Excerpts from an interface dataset
BEGIN
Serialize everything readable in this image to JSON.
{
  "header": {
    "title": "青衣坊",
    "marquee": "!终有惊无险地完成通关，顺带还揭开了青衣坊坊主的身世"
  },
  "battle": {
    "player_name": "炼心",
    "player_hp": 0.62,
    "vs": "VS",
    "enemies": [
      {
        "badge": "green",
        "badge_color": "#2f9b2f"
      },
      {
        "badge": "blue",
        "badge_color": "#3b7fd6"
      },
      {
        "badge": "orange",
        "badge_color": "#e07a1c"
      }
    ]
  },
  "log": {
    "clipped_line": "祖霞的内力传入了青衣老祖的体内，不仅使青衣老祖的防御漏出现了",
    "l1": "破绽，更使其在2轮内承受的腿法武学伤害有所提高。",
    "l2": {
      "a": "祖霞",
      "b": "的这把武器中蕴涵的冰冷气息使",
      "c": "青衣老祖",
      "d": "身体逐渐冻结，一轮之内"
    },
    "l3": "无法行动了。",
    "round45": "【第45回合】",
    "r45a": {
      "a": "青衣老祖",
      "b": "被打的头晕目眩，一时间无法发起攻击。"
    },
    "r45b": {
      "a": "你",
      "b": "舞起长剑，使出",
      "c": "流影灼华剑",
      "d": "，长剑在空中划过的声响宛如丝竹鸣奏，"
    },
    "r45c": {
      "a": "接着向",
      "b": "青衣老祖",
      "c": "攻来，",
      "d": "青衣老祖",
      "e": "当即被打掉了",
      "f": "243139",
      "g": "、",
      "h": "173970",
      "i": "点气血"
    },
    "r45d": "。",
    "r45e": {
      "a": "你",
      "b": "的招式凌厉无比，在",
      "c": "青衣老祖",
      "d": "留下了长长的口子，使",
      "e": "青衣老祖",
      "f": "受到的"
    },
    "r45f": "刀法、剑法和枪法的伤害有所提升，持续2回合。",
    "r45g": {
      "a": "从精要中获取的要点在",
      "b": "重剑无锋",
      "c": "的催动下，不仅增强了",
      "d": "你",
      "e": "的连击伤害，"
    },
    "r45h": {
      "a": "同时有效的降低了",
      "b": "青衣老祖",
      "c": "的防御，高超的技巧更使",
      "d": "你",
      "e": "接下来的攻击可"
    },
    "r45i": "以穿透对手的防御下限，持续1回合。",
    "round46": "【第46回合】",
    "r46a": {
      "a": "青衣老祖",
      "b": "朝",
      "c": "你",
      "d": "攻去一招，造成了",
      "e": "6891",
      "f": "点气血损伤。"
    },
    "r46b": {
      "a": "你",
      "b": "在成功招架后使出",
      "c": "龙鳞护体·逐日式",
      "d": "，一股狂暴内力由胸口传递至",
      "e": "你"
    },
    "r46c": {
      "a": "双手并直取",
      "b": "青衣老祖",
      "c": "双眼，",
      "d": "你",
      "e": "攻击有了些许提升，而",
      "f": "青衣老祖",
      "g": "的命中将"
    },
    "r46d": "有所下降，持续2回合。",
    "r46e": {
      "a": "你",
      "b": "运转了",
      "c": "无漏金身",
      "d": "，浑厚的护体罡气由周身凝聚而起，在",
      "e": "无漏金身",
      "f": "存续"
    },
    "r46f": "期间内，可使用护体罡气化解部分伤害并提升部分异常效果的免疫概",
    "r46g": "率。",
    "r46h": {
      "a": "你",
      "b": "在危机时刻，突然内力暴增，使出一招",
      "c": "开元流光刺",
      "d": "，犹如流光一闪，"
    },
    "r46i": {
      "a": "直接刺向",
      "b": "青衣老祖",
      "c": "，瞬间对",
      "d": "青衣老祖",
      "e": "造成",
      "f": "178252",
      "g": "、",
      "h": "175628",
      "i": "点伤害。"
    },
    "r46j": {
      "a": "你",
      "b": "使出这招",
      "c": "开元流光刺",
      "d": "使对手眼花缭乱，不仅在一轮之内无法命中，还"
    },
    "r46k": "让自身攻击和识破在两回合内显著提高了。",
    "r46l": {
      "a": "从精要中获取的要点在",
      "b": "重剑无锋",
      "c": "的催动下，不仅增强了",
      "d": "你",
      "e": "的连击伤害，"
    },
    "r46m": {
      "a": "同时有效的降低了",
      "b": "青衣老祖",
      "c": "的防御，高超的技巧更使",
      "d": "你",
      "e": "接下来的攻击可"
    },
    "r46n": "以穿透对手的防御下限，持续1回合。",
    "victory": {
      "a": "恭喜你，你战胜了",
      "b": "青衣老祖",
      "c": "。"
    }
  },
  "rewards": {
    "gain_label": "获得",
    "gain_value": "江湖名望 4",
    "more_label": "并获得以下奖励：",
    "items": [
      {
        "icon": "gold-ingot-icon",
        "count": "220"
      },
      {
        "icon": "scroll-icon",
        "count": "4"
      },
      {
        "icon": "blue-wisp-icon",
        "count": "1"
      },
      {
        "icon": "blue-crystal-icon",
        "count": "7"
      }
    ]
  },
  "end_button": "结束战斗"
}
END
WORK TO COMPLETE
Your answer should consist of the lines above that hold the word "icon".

THE COMPLETED TASK
        "icon": "gold-ingot-icon",
        "icon": "scroll-icon",
        "icon": "blue-wisp-icon",
        "icon": "blue-crystal-icon",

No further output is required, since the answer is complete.